Probabilistic Use of High Frequency Words Helps Language Acquisition.
Frost, R. L. A., Monaghan, P., & Christiansen, M. H. (2017). Probabilistic Use of High Frequency Words Helps Language Acquisition. Poster presented at the 23rd Annual Conference on Architectures and Mechanisms for Language Processing (AMLaP), Lancaster, UK.
High-frequency words have been found to benefit speech segmentation (Bortfeld, Morgan, Golinkoff, & Rathbun, 2005) and grammatical categorisation (Monaghan, Christiansen, & Chater, 2007), with recent research suggesting learners may be able to draw on these cues for both types of task at the same time (Frost, Monaghan & Christiansen, 2016). For instance, in English “the” occurs frequently, punctuating sequences of words in speech, and “the” also reliably precedes nouns – thereby providing grammatical category information, while also possibly assisting segmentation. Previous studies have tested the effect of high-frequency words on language acquisition by presenting them reliably within the experimental language, however natural language contains noise and variability that may provide further opportunities for robust learning (Monaghan, 2017).
We tested the effect of variability on learning by familiarising adults with continuous speech comprising repetitions of target words, which were preceded by one of two high-frequency marker words 100%, 67%, or 33% of the time, with marker words distinguishing targets into two otherwise unidentifiable categories. Participants completed a 2AFC speech segmentation task, and a similarity judgement categorisation test, followed by a cross-situational word learning task where target words from the training speech were mapped onto actions and objects depicting two different grammatical categories (nouns and verbs), presented across multiple trials. Critically, labelling was either consistent or inconsistent with the distributional categories (between subjects), to examine whether learners drew on the statistics of the input during subsequent language use. Participants also completed a vocabulary test, which assessed which mappings they had learned.

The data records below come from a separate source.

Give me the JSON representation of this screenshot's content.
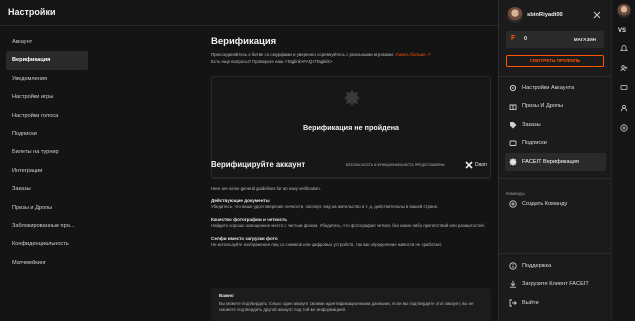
{
  "header": {
    "title": "Настройки"
  },
  "sidebar": {
    "items": [
      {
        "label": "Аккаунт",
        "active": false
      },
      {
        "label": "Верификация",
        "active": true
      },
      {
        "label": "Уведомления",
        "active": false
      },
      {
        "label": "Настройки игры",
        "active": false
      },
      {
        "label": "Настройки голоса",
        "active": false
      },
      {
        "label": "Подписки",
        "active": false
      },
      {
        "label": "Билеты на турнир",
        "active": false
      },
      {
        "label": "Интеграции",
        "active": false
      },
      {
        "label": "Заказы",
        "active": false
      },
      {
        "label": "Призы и Дропы",
        "active": false
      },
      {
        "label": "Заблокированные про...",
        "active": false
      },
      {
        "label": "Конфиденциальность",
        "active": false
      },
      {
        "label": "Матчмейкинг",
        "active": false
      }
    ]
  },
  "main": {
    "title": "Верификация",
    "intro": "Присоединяйтесь к битве со смурфами и уверенно соревнуйтесь с реальными игроками.",
    "learn_more": "Узнать больше",
    "faq": "Есть еще вопросы? Проверьте наш <Taglink>FAQ</Taglink>",
    "not_verified": "Верификация не пройдена",
    "verify_heading": "Верифицируйте аккаунт",
    "powered_by": "БЕЗОПАСНОСТЬ И ФУНКЦИОНАЛЬНОСТЬ ПРЕДОСТАВЛЕНЫ",
    "provider": "Daon",
    "guidelines_intro": "Here are some general guidelines for an easy verification.",
    "guidelines": [
      {
        "title": "Действующие документы",
        "text": "Убедитесь, что ваше удостоверение личности, паспорт, вид на жительство и т. д. действительны в вашей стране."
      },
      {
        "title": "Качество фотографии и четкость",
        "text": "Найдите хорошо освещенное место с чистым фоном. Убедитесь, что фотография четкая, без каких-либо препятствий или размытостей."
      },
      {
        "title": "Селфи вместо загрузки фото",
        "text": "Не используйте изображения лиц со снимков или цифровых устройств, так как определение живости не сработает."
      }
    ],
    "important": {
      "title": "Важно",
      "text": "Вы можете подтвердить только один аккаунт своими идентификационными данными, если вы подтвердите этот аккаунт, вы не сможете подтвердить другой аккаунт под той же информацией."
    }
  },
  "account_panel": {
    "username": "sbinRiyadi00",
    "wallet_icon": "F",
    "balance": "0",
    "shop_label": "МАГАЗИН",
    "view_profile": "СМОТРЕТЬ ПРОФИЛЬ",
    "menu": [
      {
        "label": "Настройки Аккаунта",
        "icon": "gear-icon",
        "active": false
      },
      {
        "label": "Призы И Дропы",
        "icon": "gift-icon",
        "active": false
      },
      {
        "label": "Заказы",
        "icon": "tag-icon",
        "active": false
      },
      {
        "label": "Подписки",
        "icon": "subscription-icon",
        "active": false
      },
      {
        "label": "FACEIT Верификация",
        "icon": "verify-badge-icon",
        "active": true
      }
    ],
    "teams_label": "Команды",
    "create_team": "Создать Команду",
    "footer": [
      {
        "label": "Поддержка",
        "icon": "info-icon"
      },
      {
        "label": "Загрузите Клиент FACEIT",
        "icon": "download-icon"
      },
      {
        "label": "Выйти",
        "icon": "logout-icon"
      }
    ]
  },
  "rail": {
    "vs_label": "VS"
  },
  "colors": {
    "accent": "#ff5500",
    "background": "#141414",
    "panel": "#1b1b1b"
  }
}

There was a clear advantage of variability, with the 67% group performing best on measures of segmentation (100%: M = .62, SE = .03; 67%: M = .71, SE = .03; 33%: M = .67, SE = .02) and categorisation - giving significantly higher similarity ratings to test pairs containing items from the same (M = 3.80, SE = .17) versus different (M = 3.62, SE = .16) grammatical categories (t (23) = 2.194, p = .039). Data from the vocabulary test indicated that all conditions were better able to map target words onto nouns (overall M = .693, SE = .03) than verbs (overall M = .59, SE = .03, t (71) = 3.146, p = .002), but trends in the means indicated learning of verbs was better when target words labelled nouns and verbs in a way that was consistent (M =.63, SE = .035) rather than inconsistent (M = .55, SE = .038) with the distributional category distinction (though this difference was not significant, t (70), 1.461 p = .149). The data indicate that variability can help learners draw on the same high-frequency words during speech segmentation and grammatical categorisation. Further, findings suggest high frequency marker words denoting distributional categories may be especially helpful for learning of verbs.